Throughout his playing career spanning 1994-2006, Cardinals manager Mike Matheny was known as one of the toughest players in the game, hearkening back to the older days of baseball. He suffered somewhere in the neighborhood of 25-30 concussions, according to Anthony Castrovince. If anyone would be against changing MLB’s rules to favor a “softer” game, it would be Matheny.
Surprisingly, Matheny does want MLB’s rules regarding home plate collisions changed.
“I understand old-school, and I consider myself an old-school player, as far as the way I go out and the way I was taught the game,” Matheny said. “[But] I just don’t see the sense in it.”
The growing sentiment for change comes as a result of an ugly injury Giants catcher Buster Posey suffered in May 2011 when Marlins outfielder Scott Cousins collided with him at home plate. Posey suffered a fractured leg and torn ligaments, ending his season. Others, including Cardinals catcher Yadier Molina, have been hit hard since.
Major League Baseball, as much a business as it is a game, suffers when star players like Posey are unable to play. Thus, it would seem to be in its best interest to establish rules that would eliminate superfluous, risky plays like home plate collisions. If change is to be made, however, the “tough guy” culture must be perforated.
Joe Torre, MLB’s executive vice president of baseball operations and also a former catcher, has opposed such change. Indians manager Terry Francona is also a proponent of the status quo, and more are likely to come out as the debate rages on. The players, who often suffer through injuries and use terms such as “man up”, are just as likely to fight against change, especially if it means having to work to change playing habits.
From Jon Heyman of CBS Sports comes word that the Orioles “like” free agent starter Yovani Gallardo and “have reached out to him” to gauge his interest in coming to Baltimore and what that might cost.
Gallardo rejected a one-year, $15.8 million qualifying offer from the Rangers earlier this month and so his free agency is tied to draft pick compensation, but that shouldn’t hurt his bottom line all that much.
The 29-year-old right-hander posted a solid 3.42 ERA in 184 1/3 innings (33 starts) this past season for Texas and he pitched well in his one ALDS start.
Heyman reported a few weeks ago that the Diamondbacks are interested, and the Cubs, Blue Jays, and Dodgers were tied to him just ahead of the July 31 trade deadline.

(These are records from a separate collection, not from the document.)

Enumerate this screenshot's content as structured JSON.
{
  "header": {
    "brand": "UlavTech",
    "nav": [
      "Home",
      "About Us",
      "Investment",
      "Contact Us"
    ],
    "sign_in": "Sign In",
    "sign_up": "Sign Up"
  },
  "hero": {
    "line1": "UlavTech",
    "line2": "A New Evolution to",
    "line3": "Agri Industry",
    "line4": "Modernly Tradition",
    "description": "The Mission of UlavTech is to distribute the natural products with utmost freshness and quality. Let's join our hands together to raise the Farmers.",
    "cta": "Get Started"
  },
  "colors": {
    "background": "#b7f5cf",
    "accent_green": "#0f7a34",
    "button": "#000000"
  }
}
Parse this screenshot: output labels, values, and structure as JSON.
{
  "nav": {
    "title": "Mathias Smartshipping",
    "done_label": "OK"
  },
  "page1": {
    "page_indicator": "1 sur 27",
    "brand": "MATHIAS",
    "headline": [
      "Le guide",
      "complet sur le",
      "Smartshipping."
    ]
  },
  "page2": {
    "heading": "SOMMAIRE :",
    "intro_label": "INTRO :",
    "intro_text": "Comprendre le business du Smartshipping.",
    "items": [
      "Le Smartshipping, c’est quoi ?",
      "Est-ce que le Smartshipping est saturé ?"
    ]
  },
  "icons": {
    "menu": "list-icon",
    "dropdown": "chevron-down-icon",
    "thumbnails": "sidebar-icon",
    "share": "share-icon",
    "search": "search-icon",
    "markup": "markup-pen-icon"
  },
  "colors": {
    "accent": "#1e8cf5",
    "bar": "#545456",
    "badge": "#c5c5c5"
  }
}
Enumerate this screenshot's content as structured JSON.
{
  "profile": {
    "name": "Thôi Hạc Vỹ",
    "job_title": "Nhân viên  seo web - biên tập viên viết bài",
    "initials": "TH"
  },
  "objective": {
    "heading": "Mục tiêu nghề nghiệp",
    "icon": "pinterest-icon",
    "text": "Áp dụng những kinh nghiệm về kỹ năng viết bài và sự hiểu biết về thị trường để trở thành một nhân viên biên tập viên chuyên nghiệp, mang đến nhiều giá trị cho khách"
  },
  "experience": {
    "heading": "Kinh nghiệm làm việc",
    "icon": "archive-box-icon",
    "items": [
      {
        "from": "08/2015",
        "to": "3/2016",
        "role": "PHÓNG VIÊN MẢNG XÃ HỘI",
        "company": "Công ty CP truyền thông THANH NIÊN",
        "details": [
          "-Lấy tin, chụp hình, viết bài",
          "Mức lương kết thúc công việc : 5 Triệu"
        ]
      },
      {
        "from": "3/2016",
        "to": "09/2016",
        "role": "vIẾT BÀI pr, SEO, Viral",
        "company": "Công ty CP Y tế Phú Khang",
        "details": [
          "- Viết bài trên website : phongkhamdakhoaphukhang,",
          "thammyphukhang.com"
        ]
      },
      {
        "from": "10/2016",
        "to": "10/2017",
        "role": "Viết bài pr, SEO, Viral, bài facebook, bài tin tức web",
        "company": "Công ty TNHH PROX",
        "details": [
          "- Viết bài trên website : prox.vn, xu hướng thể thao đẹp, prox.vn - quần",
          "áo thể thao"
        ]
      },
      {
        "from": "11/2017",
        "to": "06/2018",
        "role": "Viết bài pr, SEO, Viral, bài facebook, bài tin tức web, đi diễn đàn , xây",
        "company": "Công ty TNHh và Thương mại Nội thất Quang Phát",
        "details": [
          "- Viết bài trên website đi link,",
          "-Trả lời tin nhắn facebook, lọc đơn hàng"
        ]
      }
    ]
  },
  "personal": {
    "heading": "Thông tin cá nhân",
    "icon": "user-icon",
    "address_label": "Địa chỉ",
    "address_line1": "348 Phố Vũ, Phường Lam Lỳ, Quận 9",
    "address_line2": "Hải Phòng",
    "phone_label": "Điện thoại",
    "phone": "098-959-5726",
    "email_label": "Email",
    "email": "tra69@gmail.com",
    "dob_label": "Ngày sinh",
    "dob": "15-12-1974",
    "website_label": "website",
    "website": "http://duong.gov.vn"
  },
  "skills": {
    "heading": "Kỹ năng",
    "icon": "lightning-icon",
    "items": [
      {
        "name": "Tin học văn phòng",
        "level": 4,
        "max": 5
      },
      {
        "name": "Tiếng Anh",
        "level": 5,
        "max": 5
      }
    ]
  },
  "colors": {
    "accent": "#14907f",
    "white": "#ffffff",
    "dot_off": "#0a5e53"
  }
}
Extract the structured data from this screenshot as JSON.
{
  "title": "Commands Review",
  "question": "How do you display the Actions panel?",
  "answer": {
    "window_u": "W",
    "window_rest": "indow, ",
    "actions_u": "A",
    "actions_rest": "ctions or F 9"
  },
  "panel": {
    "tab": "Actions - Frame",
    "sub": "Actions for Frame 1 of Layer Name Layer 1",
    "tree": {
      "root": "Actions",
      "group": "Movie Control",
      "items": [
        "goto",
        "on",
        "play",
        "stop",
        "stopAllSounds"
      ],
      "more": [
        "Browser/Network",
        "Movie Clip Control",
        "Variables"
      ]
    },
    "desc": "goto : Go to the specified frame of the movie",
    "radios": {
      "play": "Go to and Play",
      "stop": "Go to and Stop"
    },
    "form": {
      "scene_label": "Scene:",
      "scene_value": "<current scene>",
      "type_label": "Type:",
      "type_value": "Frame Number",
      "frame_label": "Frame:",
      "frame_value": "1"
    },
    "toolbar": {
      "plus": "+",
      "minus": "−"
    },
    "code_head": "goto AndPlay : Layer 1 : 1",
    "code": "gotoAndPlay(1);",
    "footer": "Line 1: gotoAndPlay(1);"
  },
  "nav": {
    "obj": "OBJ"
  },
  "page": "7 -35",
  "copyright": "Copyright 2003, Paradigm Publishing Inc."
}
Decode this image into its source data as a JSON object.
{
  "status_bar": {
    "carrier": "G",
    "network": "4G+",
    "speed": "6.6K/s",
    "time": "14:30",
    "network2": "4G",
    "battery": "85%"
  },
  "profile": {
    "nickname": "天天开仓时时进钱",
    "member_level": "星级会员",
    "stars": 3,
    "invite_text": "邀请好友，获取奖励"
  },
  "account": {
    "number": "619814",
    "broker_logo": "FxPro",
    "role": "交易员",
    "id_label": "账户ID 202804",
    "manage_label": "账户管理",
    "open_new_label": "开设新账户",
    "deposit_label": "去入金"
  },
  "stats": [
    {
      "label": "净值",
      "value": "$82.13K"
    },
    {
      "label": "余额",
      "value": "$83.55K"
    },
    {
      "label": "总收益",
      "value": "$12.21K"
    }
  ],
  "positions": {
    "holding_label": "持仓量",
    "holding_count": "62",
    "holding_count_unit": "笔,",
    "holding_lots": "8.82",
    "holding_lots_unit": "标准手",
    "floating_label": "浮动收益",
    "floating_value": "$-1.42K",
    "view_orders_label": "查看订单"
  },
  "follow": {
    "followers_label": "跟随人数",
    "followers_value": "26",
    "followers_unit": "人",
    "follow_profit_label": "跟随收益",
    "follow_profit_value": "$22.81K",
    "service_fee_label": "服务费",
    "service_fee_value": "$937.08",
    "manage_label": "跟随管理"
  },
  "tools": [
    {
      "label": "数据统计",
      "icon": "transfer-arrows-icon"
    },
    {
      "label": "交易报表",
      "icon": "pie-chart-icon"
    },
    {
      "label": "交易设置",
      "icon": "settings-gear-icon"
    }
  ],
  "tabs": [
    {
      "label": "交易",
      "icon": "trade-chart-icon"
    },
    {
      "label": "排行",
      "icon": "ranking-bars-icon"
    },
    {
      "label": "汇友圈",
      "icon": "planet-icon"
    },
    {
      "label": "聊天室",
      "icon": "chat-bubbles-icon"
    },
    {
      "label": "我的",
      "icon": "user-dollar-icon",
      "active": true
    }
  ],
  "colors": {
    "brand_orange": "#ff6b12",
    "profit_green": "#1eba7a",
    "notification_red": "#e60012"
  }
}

David Price has expressed a desire to return to Toronto, where he finished out the 2015 season, but FOX Sports’ Ken Rosenthal writes Wednesday that the Blue Jays “are not expected to be a major factor in his free agency.”
The teams that should be considered serious suitors, per Rosenthal, are the Cubs, Cardinals, Giants, Dodgers, and Red Sox — all deep-pocketed teams looking to contend in 2016. Money is apparently the issue for the Blue Jays, who are currently owned by Rogers Communications.
Price registered an outstanding 2.45 ERA, 1.076 WHIP, and 225/47 K/BB ratio in 220 1/3 innings (32 starts) this past season between the Tigers and Jays, finishing second in the American League Cy Young Award race behind Dallas Keuchel of the Astros.
The 30-year-old left-hander is probably looking for a six- or seven-year contract worth more than $25 million per season. He is represented by agent Bo McKinnis.
Barry Jackson of the Miami Herald wrote three weeks ago that the Marlins were probably going to explore an extension this winter with second baseman Dee Gordon. And it sounds like those talks are underway.
Via beat writer Joe Frisaro of MLB.com:
As a guest on MLB Network’s “Hot Stove” show Wednesday morning, Gordon confirmed his camp has been in talks with the Marlins regarding a multiyear deal. A source told MLB.com that the discussions are preliminary and have just recently started.
“My agent is doing the talking,” Gordon said on the show. “They’re just keeping me in the loop. I think it’s going pretty well right now. We’ll see how that goes. I’m just playing the waiting game. We’re going to do the right thing.”
The 27-year-old carries three more seasons of salary arbitration, so there’s no real rush to get something done before next spring. Gordon carries quite a bit of leverage after posting a career-best .333/.359/.418 slash line in 145 games this past season for the Fish. He led all major leaguers in hits (205) and stolen bases (58).
Bud Norris has found a home for his attempt at a bounceback season, signing a one-year deal with the Braves. Jon Heyman of CBSSports.com says it’s worth $2.5 million, which is a huge cut from his $8.8 million salary this year.
Norris had established himself as a solid mid-rotation starter from 2009-2014, but had a brutal 2015 season split between the Orioles and Padres with a 6.72 ERA in 83 innings and a late-season move to the bullpen.
In announcing the signing the Braves referred to Norris as a starting pitcher, so joining the rotation for a rebuilding team gives him a chance to get his career back on track with an eye on hitting the open market as a free agent again next offseason. And if he fares well, the Braves could use him to add a prospect or two at the trade deadline.